Data for analysis:
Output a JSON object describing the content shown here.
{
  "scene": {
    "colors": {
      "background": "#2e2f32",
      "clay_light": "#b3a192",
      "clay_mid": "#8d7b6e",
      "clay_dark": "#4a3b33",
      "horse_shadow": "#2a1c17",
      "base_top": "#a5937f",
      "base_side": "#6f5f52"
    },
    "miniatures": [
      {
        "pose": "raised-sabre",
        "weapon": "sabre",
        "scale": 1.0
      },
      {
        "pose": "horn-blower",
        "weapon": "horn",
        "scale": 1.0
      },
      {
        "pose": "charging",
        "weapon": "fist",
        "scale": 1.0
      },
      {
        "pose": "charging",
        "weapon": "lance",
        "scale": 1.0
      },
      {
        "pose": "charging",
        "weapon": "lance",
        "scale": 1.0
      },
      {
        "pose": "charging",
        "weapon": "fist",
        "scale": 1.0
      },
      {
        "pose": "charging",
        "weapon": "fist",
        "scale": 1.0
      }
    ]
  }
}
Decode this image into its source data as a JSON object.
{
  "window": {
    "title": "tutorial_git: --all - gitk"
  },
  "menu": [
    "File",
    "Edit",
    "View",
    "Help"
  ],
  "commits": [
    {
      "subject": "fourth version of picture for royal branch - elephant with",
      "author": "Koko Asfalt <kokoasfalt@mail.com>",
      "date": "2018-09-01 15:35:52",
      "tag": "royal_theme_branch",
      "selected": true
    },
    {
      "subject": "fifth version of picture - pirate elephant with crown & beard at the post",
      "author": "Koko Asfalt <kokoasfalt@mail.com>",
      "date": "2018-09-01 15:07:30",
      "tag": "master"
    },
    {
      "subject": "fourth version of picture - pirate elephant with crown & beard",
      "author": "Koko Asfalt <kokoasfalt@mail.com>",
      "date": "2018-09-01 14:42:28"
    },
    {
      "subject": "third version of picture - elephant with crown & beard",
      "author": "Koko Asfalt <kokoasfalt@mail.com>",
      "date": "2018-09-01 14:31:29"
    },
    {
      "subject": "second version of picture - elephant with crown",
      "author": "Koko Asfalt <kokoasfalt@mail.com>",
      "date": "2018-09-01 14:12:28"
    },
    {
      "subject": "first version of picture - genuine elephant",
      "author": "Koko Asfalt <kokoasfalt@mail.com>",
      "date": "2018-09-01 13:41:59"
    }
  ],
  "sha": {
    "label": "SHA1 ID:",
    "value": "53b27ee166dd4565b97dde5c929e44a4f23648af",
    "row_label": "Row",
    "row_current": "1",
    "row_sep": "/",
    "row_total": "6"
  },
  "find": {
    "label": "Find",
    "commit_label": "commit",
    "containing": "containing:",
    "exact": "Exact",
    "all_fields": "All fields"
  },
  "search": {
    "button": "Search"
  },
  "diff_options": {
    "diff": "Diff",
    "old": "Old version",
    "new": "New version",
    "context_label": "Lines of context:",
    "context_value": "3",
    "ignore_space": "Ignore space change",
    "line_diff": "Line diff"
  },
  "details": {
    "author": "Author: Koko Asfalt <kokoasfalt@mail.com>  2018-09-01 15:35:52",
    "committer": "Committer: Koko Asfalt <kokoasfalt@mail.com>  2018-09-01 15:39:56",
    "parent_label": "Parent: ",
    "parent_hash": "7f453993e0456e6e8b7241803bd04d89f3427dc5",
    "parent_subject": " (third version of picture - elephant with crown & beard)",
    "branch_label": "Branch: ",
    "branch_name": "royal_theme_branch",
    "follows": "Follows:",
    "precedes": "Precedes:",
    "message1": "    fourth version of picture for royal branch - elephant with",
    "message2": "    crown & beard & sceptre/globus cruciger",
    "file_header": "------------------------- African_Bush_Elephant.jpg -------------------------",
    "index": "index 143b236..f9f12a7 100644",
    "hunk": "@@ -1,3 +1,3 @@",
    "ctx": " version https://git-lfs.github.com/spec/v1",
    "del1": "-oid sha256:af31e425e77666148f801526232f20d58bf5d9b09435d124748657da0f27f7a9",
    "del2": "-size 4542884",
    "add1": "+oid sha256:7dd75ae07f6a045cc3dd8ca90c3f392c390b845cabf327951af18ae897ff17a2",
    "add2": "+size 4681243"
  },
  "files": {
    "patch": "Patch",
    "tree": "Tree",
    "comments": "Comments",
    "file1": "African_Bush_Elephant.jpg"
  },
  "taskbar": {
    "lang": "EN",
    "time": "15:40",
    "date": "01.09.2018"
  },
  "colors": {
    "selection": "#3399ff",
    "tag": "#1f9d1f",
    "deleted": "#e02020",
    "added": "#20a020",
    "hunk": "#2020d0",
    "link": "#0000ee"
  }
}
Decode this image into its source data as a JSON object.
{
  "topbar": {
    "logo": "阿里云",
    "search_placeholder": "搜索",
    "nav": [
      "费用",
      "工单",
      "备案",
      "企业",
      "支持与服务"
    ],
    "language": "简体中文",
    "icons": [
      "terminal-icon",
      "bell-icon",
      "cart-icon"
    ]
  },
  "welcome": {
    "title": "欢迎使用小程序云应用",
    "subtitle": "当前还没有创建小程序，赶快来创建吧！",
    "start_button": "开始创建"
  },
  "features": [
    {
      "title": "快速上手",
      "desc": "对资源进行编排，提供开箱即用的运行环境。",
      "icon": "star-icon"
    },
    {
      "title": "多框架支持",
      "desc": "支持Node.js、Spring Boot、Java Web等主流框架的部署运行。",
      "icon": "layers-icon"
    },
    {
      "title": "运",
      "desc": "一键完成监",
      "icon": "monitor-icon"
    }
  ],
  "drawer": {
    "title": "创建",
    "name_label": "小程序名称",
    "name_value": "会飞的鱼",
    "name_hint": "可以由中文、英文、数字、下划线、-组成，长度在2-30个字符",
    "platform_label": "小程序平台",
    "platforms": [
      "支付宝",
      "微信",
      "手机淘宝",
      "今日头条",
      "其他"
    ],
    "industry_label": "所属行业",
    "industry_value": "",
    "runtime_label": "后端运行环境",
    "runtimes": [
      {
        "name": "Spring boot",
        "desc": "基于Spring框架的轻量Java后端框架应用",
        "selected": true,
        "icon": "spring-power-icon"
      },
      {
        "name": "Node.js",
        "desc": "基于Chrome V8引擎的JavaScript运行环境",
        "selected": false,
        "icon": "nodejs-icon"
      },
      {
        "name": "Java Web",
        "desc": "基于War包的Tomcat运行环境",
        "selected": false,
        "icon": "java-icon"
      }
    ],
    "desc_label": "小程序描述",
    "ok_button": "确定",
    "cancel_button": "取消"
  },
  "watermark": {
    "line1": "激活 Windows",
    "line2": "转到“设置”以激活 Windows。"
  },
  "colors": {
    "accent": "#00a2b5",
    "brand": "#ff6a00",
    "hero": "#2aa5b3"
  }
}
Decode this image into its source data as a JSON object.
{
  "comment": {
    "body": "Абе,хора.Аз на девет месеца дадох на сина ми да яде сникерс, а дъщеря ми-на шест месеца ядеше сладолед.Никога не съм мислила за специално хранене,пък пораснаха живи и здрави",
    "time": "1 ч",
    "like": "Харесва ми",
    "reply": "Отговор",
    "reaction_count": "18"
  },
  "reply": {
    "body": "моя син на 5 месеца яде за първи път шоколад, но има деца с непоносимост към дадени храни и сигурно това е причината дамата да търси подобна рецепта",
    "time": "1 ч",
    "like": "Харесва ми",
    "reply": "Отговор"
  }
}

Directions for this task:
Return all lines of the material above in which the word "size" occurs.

Solution below:
    "del2": "-size 4542884",
    "add2": "+size 4681243"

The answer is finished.